12 April 2015. In the morning, a special Mass was celebrated in Rome at St. Peter’s Papal Basilica to mark the 100th anniversary of the Armenian Genocide. A number of clergy, members of the diplomatic corps, the President of Armenia and a large number of Armenians arriving from different continents attended the service. Quoting a declaration signed in 2001 by Pope John Paul II and Karekin Il, Pope Francis referred to the massacre of Armenians as the first genocide of the Twentieth Century.
Speaking in Armenian then continuing in English, His Holiness Aram I thanked His Holiness the Pope: “The Armenian Genocide,” said the Catholicos, “is undeniable and unforgettable. It is documented in the 20th century annals of history and deeply rooted in the collective memory of Armenians.”
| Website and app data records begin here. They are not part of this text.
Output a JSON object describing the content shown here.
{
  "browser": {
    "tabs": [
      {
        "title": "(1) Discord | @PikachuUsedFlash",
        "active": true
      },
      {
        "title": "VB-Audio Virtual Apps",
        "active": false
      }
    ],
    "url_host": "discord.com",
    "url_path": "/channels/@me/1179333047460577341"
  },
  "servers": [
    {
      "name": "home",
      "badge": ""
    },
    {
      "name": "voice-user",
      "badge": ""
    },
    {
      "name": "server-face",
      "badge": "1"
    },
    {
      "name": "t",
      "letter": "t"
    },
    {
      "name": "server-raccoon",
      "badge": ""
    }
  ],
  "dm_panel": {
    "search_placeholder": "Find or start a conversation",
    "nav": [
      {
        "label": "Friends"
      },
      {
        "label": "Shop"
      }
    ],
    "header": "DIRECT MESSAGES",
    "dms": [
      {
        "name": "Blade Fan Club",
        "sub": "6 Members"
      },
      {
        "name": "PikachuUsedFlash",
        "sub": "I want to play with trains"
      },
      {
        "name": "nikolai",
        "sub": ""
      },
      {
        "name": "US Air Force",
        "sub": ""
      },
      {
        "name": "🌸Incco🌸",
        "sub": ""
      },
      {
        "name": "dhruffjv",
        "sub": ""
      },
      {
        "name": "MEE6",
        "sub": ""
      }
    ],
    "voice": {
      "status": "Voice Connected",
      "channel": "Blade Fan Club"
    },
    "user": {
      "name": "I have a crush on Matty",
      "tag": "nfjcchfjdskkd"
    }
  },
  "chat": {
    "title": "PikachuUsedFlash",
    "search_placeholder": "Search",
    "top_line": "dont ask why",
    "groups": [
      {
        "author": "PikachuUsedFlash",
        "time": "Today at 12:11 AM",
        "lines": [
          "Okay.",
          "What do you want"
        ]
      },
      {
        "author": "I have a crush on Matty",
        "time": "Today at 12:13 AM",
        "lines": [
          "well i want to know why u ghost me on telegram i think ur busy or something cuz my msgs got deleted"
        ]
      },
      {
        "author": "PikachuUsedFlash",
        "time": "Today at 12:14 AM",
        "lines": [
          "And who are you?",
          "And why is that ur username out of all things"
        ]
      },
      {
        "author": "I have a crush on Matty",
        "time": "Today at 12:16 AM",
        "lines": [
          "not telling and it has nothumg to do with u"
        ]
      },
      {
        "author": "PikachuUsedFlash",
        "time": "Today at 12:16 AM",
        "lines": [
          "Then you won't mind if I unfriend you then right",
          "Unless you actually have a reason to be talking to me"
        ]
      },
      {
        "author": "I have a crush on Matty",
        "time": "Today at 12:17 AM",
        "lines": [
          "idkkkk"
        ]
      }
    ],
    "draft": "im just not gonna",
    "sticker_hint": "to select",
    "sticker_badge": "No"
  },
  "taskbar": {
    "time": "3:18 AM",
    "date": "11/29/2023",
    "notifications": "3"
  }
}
Aram I went on to say, “This carefully planned act by Ottoman Turkey is a crime against humanity, which not only claimed one and a half million lives, but also destroyed and confiscated thousands of churches, monasteries, community centres and spiritual and cultural treasures. On the basis of international law, we reclaim justice, which is indeed the martyrs’ sacred legacy. Justice is a gift of God; violation of justice is a sin against God. The Armenian people for one hundred years have remained faithful to the legacy of its martyrs by demanding the recognition of the Armenian Genocide and reparation. This commitment for justice will continue with renewed faith and resolve.”
Addressing the Pope, Aram I said, “Today, Your Holiness has proclaimed Saint Gregory of Narek a doctor of the Church (Doctor Ecclesiae). We express our spiritual joy for this decision of the Catholic Church. In fact, St Narek is one of the great mystics of world Christendom. He is an outstanding theologian; whole theology is not an intellectual reflection on God, but a dialogue with God. With his BOOK OF LAMENTATIONS, which is a human cry for meaning and salvation, St Gregory of Narek remains our eternal contemporary.
His Holiness Aram I concluded by reminding all those at the Cathedral that the Vatican has never been indifferent to the Armenian Genocide. Pope Benedict XV wrote a strongly worded letter to the Sultan of Turkey protesting the ‘massive crime” perpetrated against Armenians. In the years following the Genocide, the Holy See extended its social and humanitarian aid to the Armenian people.
During the Memorial Service following the Mass, His Holiness Karekin II also spoke of the urgency to condemn and recognize the Armenian Genocide. The Armenian Catholic Patriarch Nerses Bedros also addressed the faithful.